4 min read
He is transforming lives in rural Mekong through quilt-making. He explains how participatory community development empowers women at the BoP to earn more income, build better homes, improve healthcare, and send their children to school.
As a founding member of Mekong Quilts, what were your personal goals?
Poverty is a deep systemic problem in rural Mekong. For women, it is especially difficult to break out of the poverty cycle. Often living in remote places, they need to find employment opportunities that allow them to remain close to their children.
My goal is to provide a sustainable development tool to empower the poorest to improve their wellbeing without having to move away from their home villages.

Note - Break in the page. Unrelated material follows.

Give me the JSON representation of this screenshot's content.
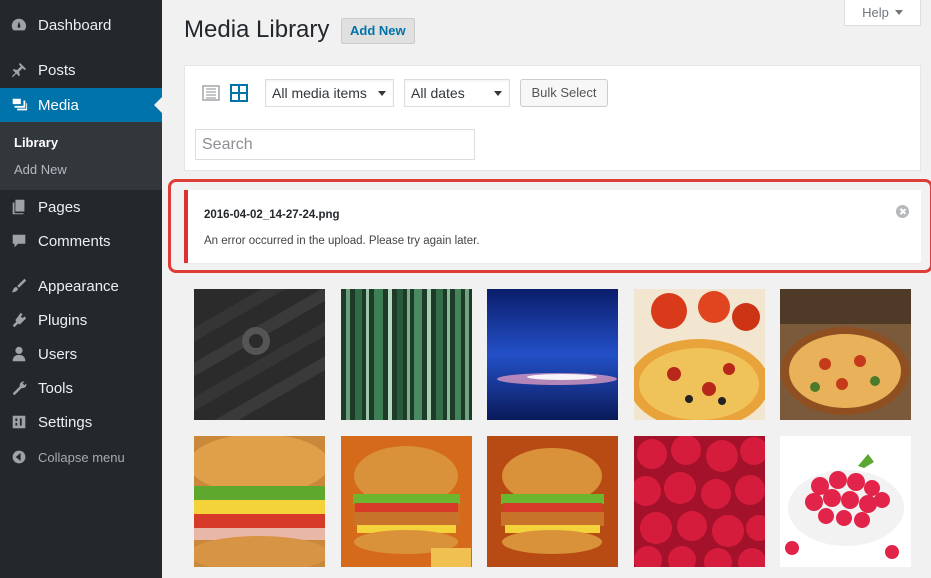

The results have gone well beyond our expectations, but we believe we can do even more, particularly with government support to alleviate high cost of operation in remote regions.
What is unique about quilts?
Quilt-making is very labor intensive and requires low initial investment, so it is an ideal industry to generate employment. Vietnamese & Khmer women are also excellent quilters!
We decided to build MQ to create rewarding and sustainable employment for women, while generating enough profits to support other social programmes, including education scholarships, in their villages. Since then, 200 women have joined us as well-trained quilters.
Could you share a personal success story since establishing Mekong Quilts? How can other founders and/or leaders like yourself continue to find inspiration and motivation to do what you do?
I met a family of 5 (a mother and 4 young children) back in 2016, all of whom were in poor health. Their family was struggling to survive, and was helpless in alleviating their situation. The land around them was not fertile enough to yield crops; their made-shift home of four poles with a tarpaulin did not have shield them from rainfall; the children did not attend schools.
After we brought the mother on as a quilter, we saw quite a change in the family after 3 years. Her income has more than doubled, and they now live in a concrete-built house, with all her children going to school through scholarships.
We are inspired each time we visit the villagers with whom we work. Meeting with them and listening to their stories, their worries and challenges remind us that the work we do is meaningful and has a tangible impact on their lives.
What have you learnt about yourself through this journey? About society? About people?
Patience, patience, and more patience!
Look through Mekong Quilts’s Deal Page and reach out if you wish to explore how you can collaborate to further their cause!